The defunct brewery from New Alsace, Indiana gets an overhaul.
Written by PJ Engel
Image by PJE
In early 2017, we heard about a gentleman from Upstate New York who was beginning an ambitious project. With “Resurrect Beer,” designer PJ Engel is creating new branding and packaging for a defunct brewery from each state. The project is a fascinating lesson in history, design, and culture. This week, Engel redesigns the Zix Brewery from New Alsace, Indiana, which went under in 1895.
The Zix Brewery in New Alsace, Indiana is the focus for this week of Resurrect Beer. Originally called the Wilhelm Brewery, it was purchased by Joseph Zix after he immigrated from Baden-Baden, Germany, and was then run by various family members from 1865 to 1895. Joseph’s son Michael took over in 1877; in 1879, he sold a reported 190 barrels of beer. Compare this to Sam Adams, which produces several million barrels every year.
For the Zix rebrand, I created a German-inspired microbrewery and coffee roaster.
Hoosiers, the quintessential film for hoop fans, is loosely based on Indiana’s Milan High School, which won the 1954 Indiana State basketball championship. In 2001, the movie was selected by the Library of Congress for preservation in the National Film Registry for its cultural, historic, and aesthetic significance. “Don’t get caught watching the paint dry” is arguably the movie’s best known scene, but I always enjoyed the one in which Ollie lands both underhand free throws to beat the Wildcats.

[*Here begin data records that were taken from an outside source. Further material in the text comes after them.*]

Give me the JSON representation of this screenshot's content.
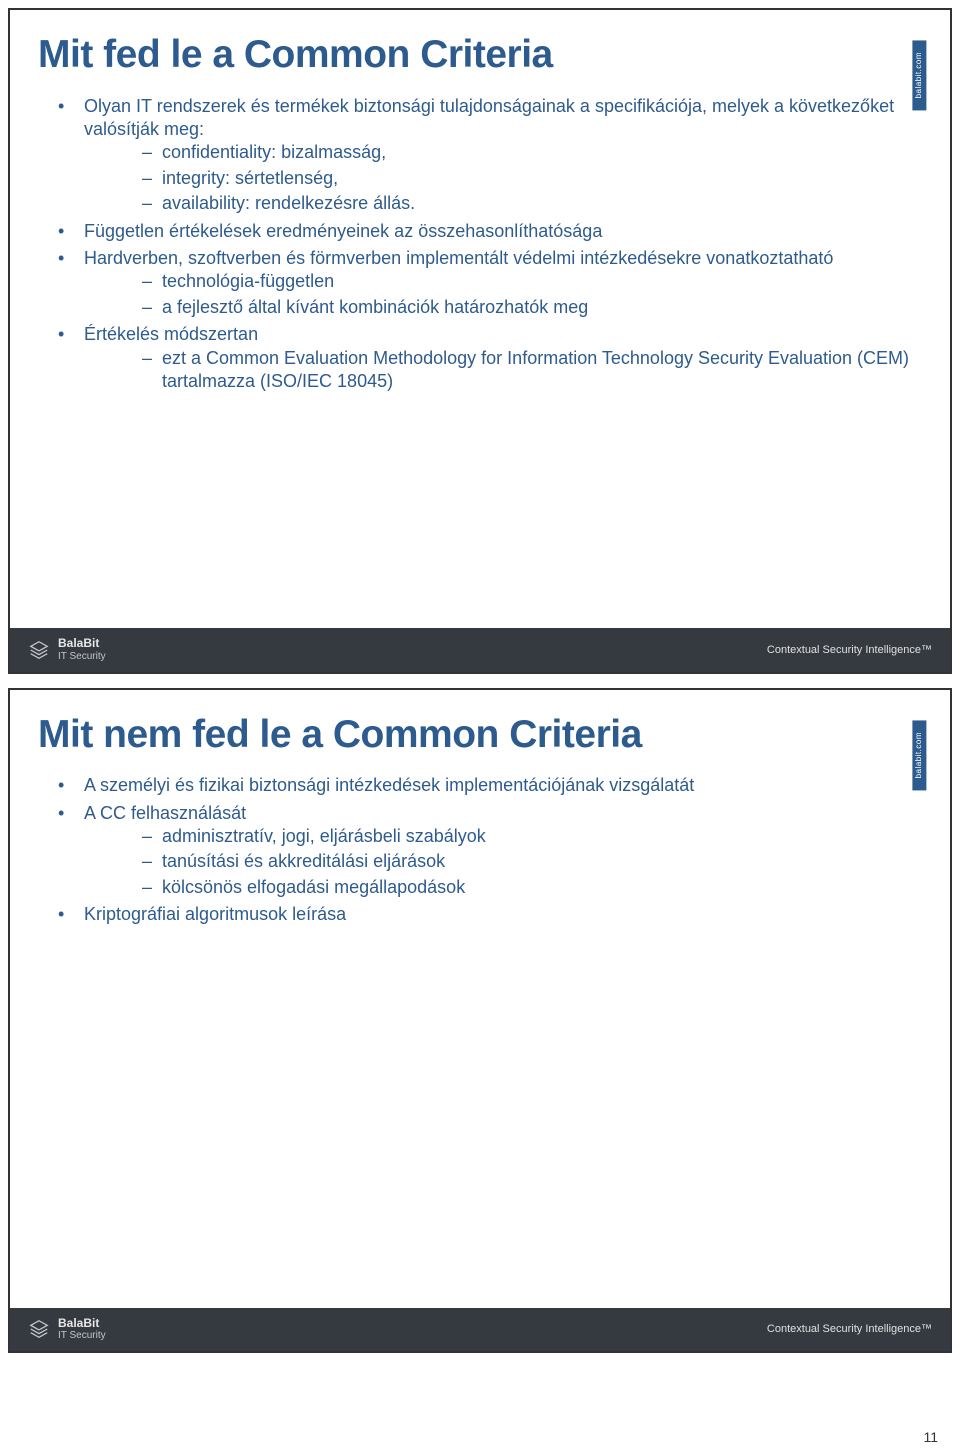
{
  "page_number": "11",
  "brand": {
    "name": "BalaBit",
    "sub": "IT Security",
    "tagline": "Contextual Security Intelligence™",
    "side": "balabit.com"
  },
  "slides": [
    {
      "title": "Mit fed le a Common Criteria",
      "bullets": [
        {
          "t": "Olyan IT rendszerek és termékek biztonsági tulajdonságainak a specifikációja, melyek a következőket valósítják meg:",
          "sub": [
            {
              "t": "confidentiality: bizalmasság,"
            },
            {
              "t": "integrity: sértetlenség,"
            },
            {
              "t": "availability: rendelkezésre állás."
            }
          ]
        },
        {
          "t": "Független értékelések eredményeinek az összehasonlíthatósága"
        },
        {
          "t": "Hardverben, szoftverben és förmverben implementált védelmi intézkedésekre vonatkoztatható",
          "sub": [
            {
              "t": " technológia-független"
            },
            {
              "t": "a fejlesztő által kívánt kombinációk határozhatók meg"
            }
          ]
        },
        {
          "t": "Értékelés módszertan",
          "sub": [
            {
              "t": "ezt a Common Evaluation Methodology for Information Technology Security Evaluation (CEM) tartalmazza (ISO/IEC 18045)"
            }
          ]
        }
      ]
    },
    {
      "title": "Mit nem fed le a Common Criteria",
      "bullets": [
        {
          "t": "A személyi és fizikai biztonsági intézkedések implementációjának vizsgálatát"
        },
        {
          "t": "A CC felhasználását",
          "sub": [
            {
              "t": "adminisztratív, jogi, eljárásbeli szabályok"
            },
            {
              "t": "tanúsítási és akkreditálási eljárások"
            },
            {
              "t": "kölcsönös elfogadási megállapodások"
            }
          ]
        },
        {
          "t": "Kriptográfiai algoritmusok leírása"
        }
      ]
    }
  ]
}
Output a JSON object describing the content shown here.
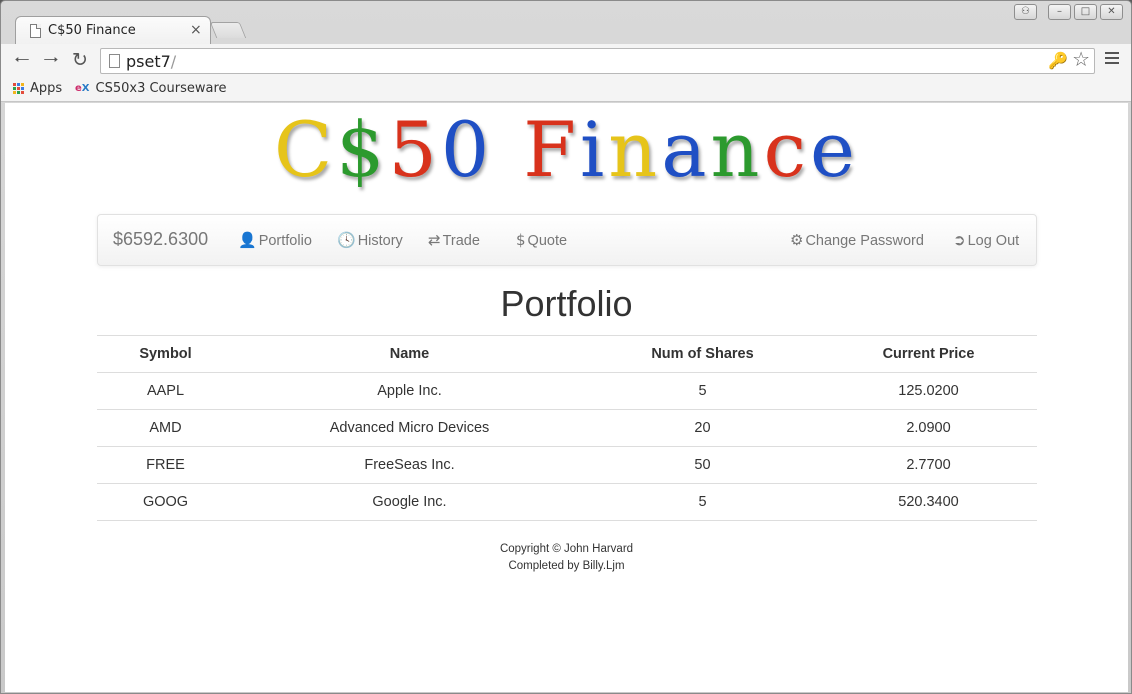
{
  "browser": {
    "tab_title": "C$50 Finance",
    "tab_close": "×",
    "url_host": "pset7",
    "url_path": "/",
    "bookmarks": [
      {
        "label": "Apps",
        "icon": "apps-grid-icon"
      },
      {
        "label": "CS50x3 Courseware",
        "icon": "edx-icon"
      }
    ],
    "edx_icon_text": [
      "e",
      "X"
    ]
  },
  "logo": {
    "letters": [
      {
        "char": "C",
        "color": "#e6c41a"
      },
      {
        "char": "$",
        "color": "#2c9a2e"
      },
      {
        "char": "5",
        "color": "#d8321c"
      },
      {
        "char": "0",
        "color": "#1f4fc4"
      },
      {
        "char": " ",
        "color": "#000000"
      },
      {
        "char": "F",
        "color": "#d8321c"
      },
      {
        "char": "i",
        "color": "#1f4fc4"
      },
      {
        "char": "n",
        "color": "#e6c41a"
      },
      {
        "char": "a",
        "color": "#1f4fc4"
      },
      {
        "char": "n",
        "color": "#2c9a2e"
      },
      {
        "char": "c",
        "color": "#d8321c"
      },
      {
        "char": "e",
        "color": "#1f4fc4"
      }
    ]
  },
  "nav": {
    "cash": "$6592.6300",
    "portfolio": {
      "label": "Portfolio",
      "icon": "user-icon"
    },
    "history": {
      "label": "History",
      "icon": "clock-icon"
    },
    "trade": {
      "label": "Trade",
      "icon": "shuffle-icon"
    },
    "quote": {
      "label": "Quote",
      "icon": "dollar-icon"
    },
    "change_password": {
      "label": "Change Password",
      "icon": "gear-icon"
    },
    "logout": {
      "label": "Log Out",
      "icon": "log-out-icon"
    }
  },
  "page_title": "Portfolio",
  "table": {
    "headers": [
      "Symbol",
      "Name",
      "Num of Shares",
      "Current Price"
    ],
    "rows": [
      [
        "AAPL",
        "Apple Inc.",
        "5",
        "125.0200"
      ],
      [
        "AMD",
        "Advanced Micro Devices",
        "20",
        "2.0900"
      ],
      [
        "FREE",
        "FreeSeas Inc.",
        "50",
        "2.7700"
      ],
      [
        "GOOG",
        "Google Inc.",
        "5",
        "520.3400"
      ]
    ]
  },
  "footer": {
    "line1": "Copyright © John Harvard",
    "line2": "Completed by Billy.Ljm"
  }
}
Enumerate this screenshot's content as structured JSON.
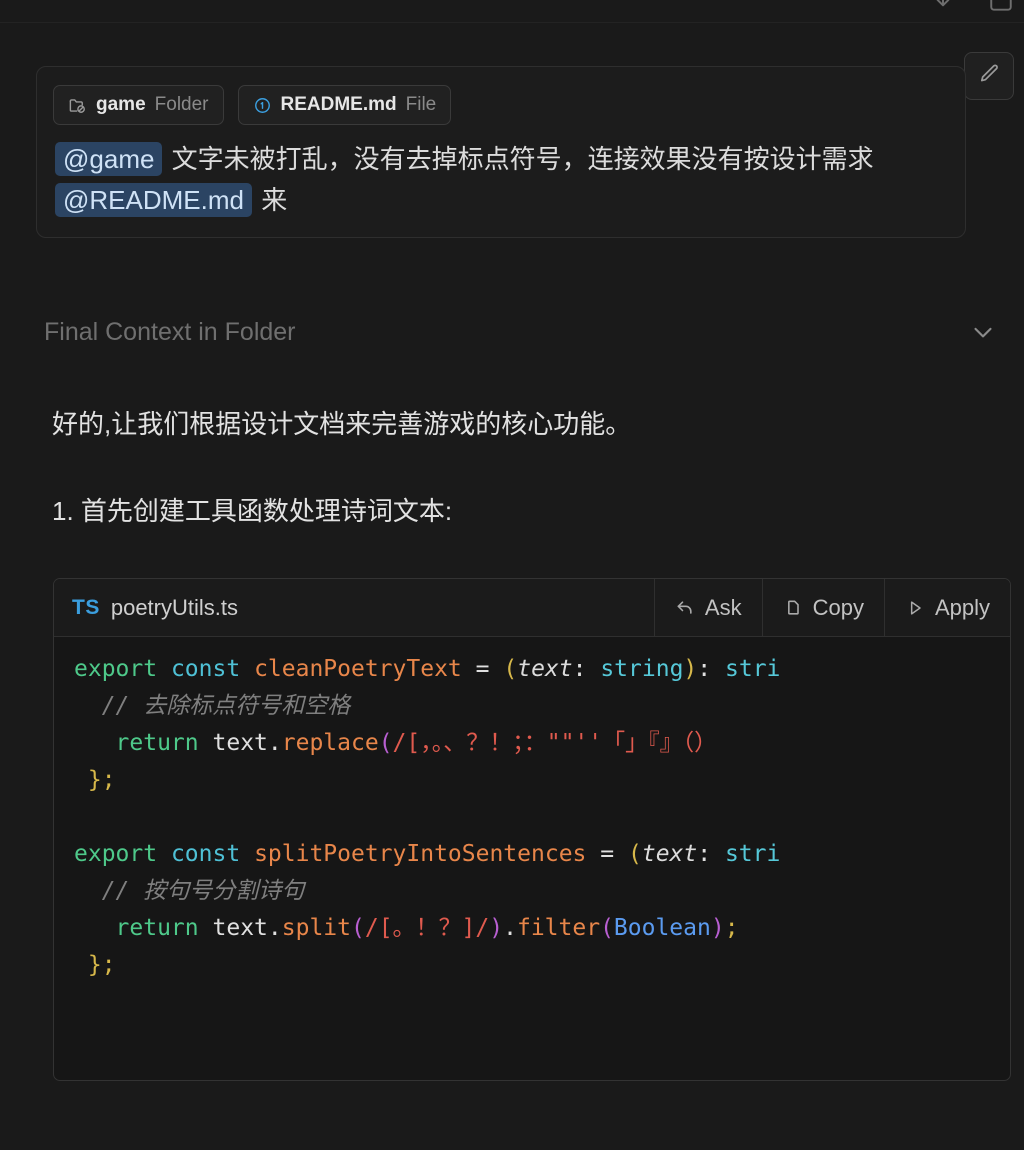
{
  "window": {
    "background": "#1a1a1a",
    "accent": "#3b9ede"
  },
  "top_toolbar": {
    "icons": [
      {
        "name": "download-icon",
        "glyph": "download"
      },
      {
        "name": "window-panel-icon",
        "glyph": "panel"
      }
    ]
  },
  "edit_button": {
    "name": "edit-message-button",
    "tooltip": "Edit"
  },
  "user_message": {
    "context_chips": [
      {
        "icon": "folder-icon",
        "name": "game",
        "kind": "Folder"
      },
      {
        "icon": "info-circle-icon",
        "name": "README.md",
        "kind": "File"
      }
    ],
    "text_parts": [
      {
        "type": "mention",
        "text": "@game"
      },
      {
        "type": "text",
        "text": " 文字未被打乱，没有去掉标点符号，连接效果没有按设计需求 "
      },
      {
        "type": "mention",
        "text": "@README.md"
      },
      {
        "type": "text",
        "text": " 来"
      }
    ]
  },
  "context_section": {
    "label": "Final Context in Folder",
    "expanded": false,
    "chevron": "chevron-down-icon"
  },
  "assistant_message": {
    "paragraphs": [
      "好的,让我们根据设计文档来完善游戏的核心功能。",
      "1. 首先创建工具函数处理诗词文本:"
    ]
  },
  "code_block": {
    "language_badge": "TS",
    "file_name": "poetryUtils.ts",
    "actions": [
      {
        "label": "Ask",
        "icon": "reply-arrow-icon"
      },
      {
        "label": "Copy",
        "icon": "copy-icon"
      },
      {
        "label": "Apply",
        "icon": "play-triangle-icon"
      }
    ],
    "lines": [
      {
        "id": "l1",
        "tokens": [
          {
            "c": "kw-export",
            "t": "export"
          },
          {
            "c": "op",
            "t": " "
          },
          {
            "c": "kw-const",
            "t": "const"
          },
          {
            "c": "op",
            "t": " "
          },
          {
            "c": "fn",
            "t": "cleanPoetryText"
          },
          {
            "c": "op",
            "t": " "
          },
          {
            "c": "plain",
            "t": "="
          },
          {
            "c": "op",
            "t": " "
          },
          {
            "c": "paren",
            "t": "("
          },
          {
            "c": "param",
            "t": "text"
          },
          {
            "c": "plain",
            "t": ":"
          },
          {
            "c": "op",
            "t": " "
          },
          {
            "c": "type",
            "t": "string"
          },
          {
            "c": "paren",
            "t": ")"
          },
          {
            "c": "plain",
            "t": ":"
          },
          {
            "c": "op",
            "t": " "
          },
          {
            "c": "type",
            "t": "stri"
          }
        ]
      },
      {
        "id": "l2",
        "tokens": [
          {
            "c": "op",
            "t": "  "
          },
          {
            "c": "comment",
            "t": "// 去除标点符号和空格"
          }
        ]
      },
      {
        "id": "l3",
        "tokens": [
          {
            "c": "op",
            "t": "   "
          },
          {
            "c": "kw-export",
            "t": "return"
          },
          {
            "c": "op",
            "t": " "
          },
          {
            "c": "plain",
            "t": "text"
          },
          {
            "c": "plain",
            "t": "."
          },
          {
            "c": "fn",
            "t": "replace"
          },
          {
            "c": "paren2",
            "t": "("
          },
          {
            "c": "regex",
            "t": "/[，。、？！；：\"\"''「」『』（）"
          }
        ]
      },
      {
        "id": "l4",
        "tokens": [
          {
            "c": "punc",
            "t": " };"
          }
        ]
      },
      {
        "id": "l5",
        "tokens": []
      },
      {
        "id": "l6",
        "tokens": [
          {
            "c": "kw-export",
            "t": "export"
          },
          {
            "c": "op",
            "t": " "
          },
          {
            "c": "kw-const",
            "t": "const"
          },
          {
            "c": "op",
            "t": " "
          },
          {
            "c": "fn",
            "t": "splitPoetryIntoSentences"
          },
          {
            "c": "op",
            "t": " "
          },
          {
            "c": "plain",
            "t": "="
          },
          {
            "c": "op",
            "t": " "
          },
          {
            "c": "paren",
            "t": "("
          },
          {
            "c": "param",
            "t": "text"
          },
          {
            "c": "plain",
            "t": ":"
          },
          {
            "c": "op",
            "t": " "
          },
          {
            "c": "type",
            "t": "stri"
          }
        ]
      },
      {
        "id": "l7",
        "tokens": [
          {
            "c": "op",
            "t": "  "
          },
          {
            "c": "comment",
            "t": "// 按句号分割诗句"
          }
        ]
      },
      {
        "id": "l8",
        "tokens": [
          {
            "c": "op",
            "t": "   "
          },
          {
            "c": "kw-export",
            "t": "return"
          },
          {
            "c": "op",
            "t": " "
          },
          {
            "c": "plain",
            "t": "text"
          },
          {
            "c": "plain",
            "t": "."
          },
          {
            "c": "fn",
            "t": "split"
          },
          {
            "c": "paren2",
            "t": "("
          },
          {
            "c": "regex",
            "t": "/[。！？]/"
          },
          {
            "c": "paren2",
            "t": ")"
          },
          {
            "c": "plain",
            "t": "."
          },
          {
            "c": "fn",
            "t": "filter"
          },
          {
            "c": "paren2",
            "t": "("
          },
          {
            "c": "cls",
            "t": "Boolean"
          },
          {
            "c": "paren2",
            "t": ")"
          },
          {
            "c": "punc",
            "t": ";"
          }
        ]
      },
      {
        "id": "l9",
        "tokens": [
          {
            "c": "punc",
            "t": " };"
          }
        ]
      }
    ]
  }
}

Garfield, first published in 1978, once held the Guinness World Record for the most widely syndicated comic strip. The connection to Indiana? Jim Davis is from Marion. Additionally, the strip’s first home was in Indiana, and Paws Inc. — a licensing group for the comic — was headquartered in Muncie. I remember watching the Garfield cartoon as a kid. It was one of my top choices besides wrestling, G.I. Joe, He-Man, and Thundercats: HOOO! This beer is an IPA named after Garfield’s favorite toy teddy bear Pookie, who once lost his button eye.
Did you know that Indiana grows 90% of the world’s popcorn? It’s not the same as typical corn that we eat off the cob; Zea is the only form of maize that can be popped. Archeologists have found remnants of popcorn dating back to 3600 BC in Mexico. In U.S. history, popcorn was a common treat during the depression because it was so inexpensive. Not so cheap in movie theaters nowadays!
Full disclosure: I’m not a big fan of popcorn. At the movies, if anything, I do nachos. One acre of land uses 30,000 seeds; I’m still trying to find the conversion to jumbo buckets.
Most of the local references I use are positive things, but for today I decided to examine a failure. Arguably the most recognizable vehicle in automotive history has a poor history with the Indianapolis 500. The Mercedes-Benz W154 was a Grand Prix racing car with a history of winning European championships — in 23 races, it won 12. But when the storied chassis number nine was discovered in Czechoslovakia after the war, Don Lee purchased it to take advantage of a new rules change that allowed European vehicles into the Indy 500. Expecting to find success with the pedigree, Lee was sorely mistaken. From 1947 to 49 and then again in 1957, the car attempted to compete… and failed. In four attempts, the car retired from the race twice and did not qualify for the other two.
Since it’s snowing in Upstate New York, I decided to design a Christmas beer. A Christmas Story was set in Hohman, Indiana and meant to depict the late 30s to early 40s. I could’ve referenced the bunny suit or the leg lamp, but Red Ryder the cowboy was begging for his own beer. Ralphie would’ve had much more fun shooting his dad’s empty red ale cans off the fence. The real life Red Ryder model didn’t have a sundial or compass in the stock. For the film, they were added on the opposite side of the stock because Peter Billingsley was left-handed.
Next week: Hawaii